┏━━

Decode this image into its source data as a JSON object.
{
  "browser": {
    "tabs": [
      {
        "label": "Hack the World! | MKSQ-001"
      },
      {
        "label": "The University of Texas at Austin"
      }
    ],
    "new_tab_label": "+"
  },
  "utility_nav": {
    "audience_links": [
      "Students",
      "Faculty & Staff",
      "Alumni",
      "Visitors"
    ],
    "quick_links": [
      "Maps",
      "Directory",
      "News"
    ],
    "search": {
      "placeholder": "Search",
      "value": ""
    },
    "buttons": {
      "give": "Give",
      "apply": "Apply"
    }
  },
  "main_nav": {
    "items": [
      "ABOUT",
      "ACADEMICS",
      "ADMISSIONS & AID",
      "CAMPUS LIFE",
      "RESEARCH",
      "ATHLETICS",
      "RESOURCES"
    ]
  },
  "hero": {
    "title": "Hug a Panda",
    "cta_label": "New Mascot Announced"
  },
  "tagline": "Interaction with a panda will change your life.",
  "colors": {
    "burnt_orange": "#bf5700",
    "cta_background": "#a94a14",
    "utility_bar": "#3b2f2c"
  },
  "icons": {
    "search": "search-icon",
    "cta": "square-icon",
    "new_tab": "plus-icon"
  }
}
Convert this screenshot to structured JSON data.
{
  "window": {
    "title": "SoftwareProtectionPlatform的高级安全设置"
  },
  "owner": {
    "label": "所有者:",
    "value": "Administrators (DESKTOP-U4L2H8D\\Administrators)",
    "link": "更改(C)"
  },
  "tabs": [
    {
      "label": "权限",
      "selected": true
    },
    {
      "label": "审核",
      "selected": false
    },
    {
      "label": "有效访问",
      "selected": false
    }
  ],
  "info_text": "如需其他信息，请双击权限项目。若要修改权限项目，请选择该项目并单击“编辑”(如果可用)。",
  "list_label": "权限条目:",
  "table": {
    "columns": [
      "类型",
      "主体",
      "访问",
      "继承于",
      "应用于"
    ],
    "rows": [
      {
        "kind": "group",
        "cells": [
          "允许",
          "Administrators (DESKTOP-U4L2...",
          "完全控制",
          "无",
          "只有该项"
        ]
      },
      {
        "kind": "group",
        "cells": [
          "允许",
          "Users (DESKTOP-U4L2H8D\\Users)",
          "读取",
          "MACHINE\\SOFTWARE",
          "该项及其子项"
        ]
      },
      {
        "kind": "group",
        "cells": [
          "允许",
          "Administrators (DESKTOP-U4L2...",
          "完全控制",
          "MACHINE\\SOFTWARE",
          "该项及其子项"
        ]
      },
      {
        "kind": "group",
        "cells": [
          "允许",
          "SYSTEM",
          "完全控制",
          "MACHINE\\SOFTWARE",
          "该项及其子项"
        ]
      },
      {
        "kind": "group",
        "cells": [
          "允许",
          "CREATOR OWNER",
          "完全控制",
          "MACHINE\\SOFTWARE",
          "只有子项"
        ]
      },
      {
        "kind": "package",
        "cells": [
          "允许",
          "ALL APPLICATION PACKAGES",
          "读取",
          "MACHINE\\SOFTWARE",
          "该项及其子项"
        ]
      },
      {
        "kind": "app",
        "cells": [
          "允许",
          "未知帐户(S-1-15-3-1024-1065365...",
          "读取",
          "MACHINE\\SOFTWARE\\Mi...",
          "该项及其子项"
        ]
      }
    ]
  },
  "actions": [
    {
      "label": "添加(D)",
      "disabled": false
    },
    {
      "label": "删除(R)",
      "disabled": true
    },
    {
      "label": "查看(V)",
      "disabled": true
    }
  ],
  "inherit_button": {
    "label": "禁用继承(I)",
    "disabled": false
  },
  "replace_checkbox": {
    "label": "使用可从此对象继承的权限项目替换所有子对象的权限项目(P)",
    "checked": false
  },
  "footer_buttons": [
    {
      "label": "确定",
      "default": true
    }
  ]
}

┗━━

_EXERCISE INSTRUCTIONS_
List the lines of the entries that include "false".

_WRITTEN REPLY_
      "selected": false
      "selected": false
      "disabled": false
    "disabled": false
    "checked": false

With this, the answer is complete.